7. See J. T. Milik, “4 Q Visions de ‘Amram et une citation d’Origene,” Revue Biblique 79 (1972) 77-97, who studied an apocryphal writing from Qumran on Amram, the father of Moses and Aaron. Milik believes that the text was translated into Greek and read by Origen, who alludes to it here. Hence “Abraham” is an incorrect reading for “Amram.”
8. Cf. Homily 12.4-6 and Hermas, Shepherd 36.2-10.
Which is certainly an interesting point of view! Some of it is clearly coming from apocryphal literature. But let’s look at the references to the Shepherd of Hermas. A number of English translations are at the Early Christian Sources Project, here. I’ve chosen the Synder translation.
Here’s Mandate 6, chapter 2 (= Shepherd, 36) (online here):
The two angels in man (36:1-10)
Mandate 6, Chapter 2
36.1. “Now hear,” he said, “about faith. There are two angels with man, one of righteousness and one of evil.” 2. “How then, sir,” I said, “will I know their powers, since both angels live with me?”
3. “Listen,” he said, “and understand. The angel of righteousness is delicate and modest and meek and quiet. So whenever this one rises up in your heart, he speaks with you at once concerning righteousness, sincerity, reverence, contentment, and every righteous deed, and every glorious virtue. Whenever all these things come up in your heart, know that the angel of righteousness is with you. So these are the works of the angel of righteousness. So trust this one and his works.
4. Now observe the works of the evil angel. First of all, he is ill tempered and bitter and foolish, and his works are evil, destroying the servants of God. So whenever this one comes into your heart, know him by his works” [cf. Matt. 7:16].
5. “Sir,” I said, “I do not understand how I will recognize him.” “Listen,” he said. “Whenever ill temper or bitterness comes over you, know that he is in you; then comes the desire for many affairs and the extravagance of many kinds of foods and intoxicating drinks, much carousing and various and unnecessary indulgences and desires for women, and covetousness and great arrogance and pretention and whatever things resemble and are similar to them. So whenever these things come to your heart, know that the angel of evil is in you.

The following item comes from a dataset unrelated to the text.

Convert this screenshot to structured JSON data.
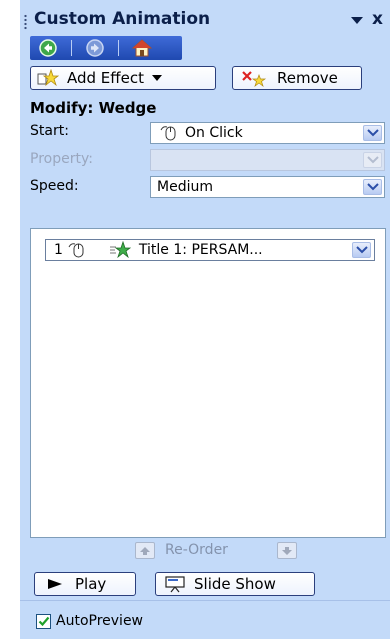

6. So when you recognize his works, shun him and do not trust him, for his works are evil and harmful to the servants of God. Here you have the powers of both angels; understand them and trust the angel of righteousness. 7. But shun the angel of evil, because his teaching is evil in every case. For if any man is faithful and the thought of that angel comes to his heart, that man or woman will surely commit a sin. 8. But again, even if a man or a woman is very wicked, and there comes to his heart the deeds of the angel of righteousness, of a necessity he will surely do something good.
9. So you see,” he said, “that it is good to follow the angel of righteousness, to bid farewell to the angel of evil. 10. This commandment shows things concerning faith, so that you might believe the works of the angel of righteousness, and by doing them live to God, but believe that the works of the angel of evil are bad, so by not doing them you will live to God.”

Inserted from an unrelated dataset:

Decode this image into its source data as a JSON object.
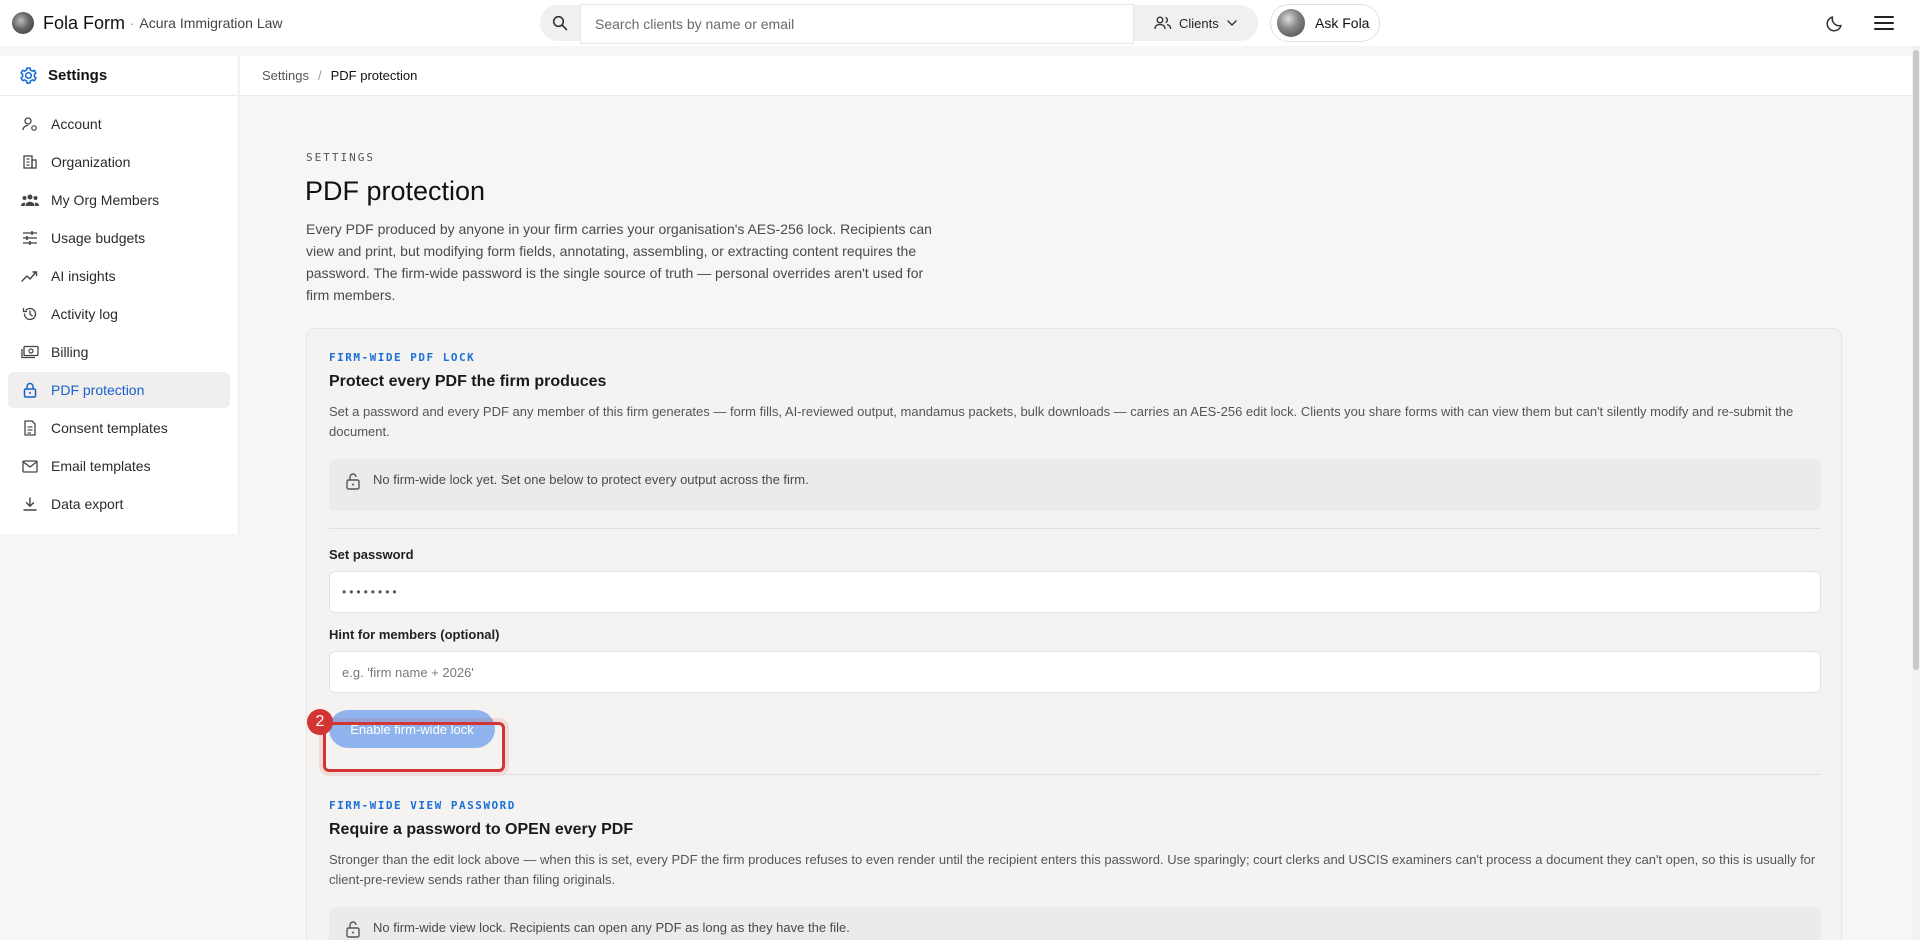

Whoever knew that this cartoon trope goes all the way back to Hermas; indeed probably earlier?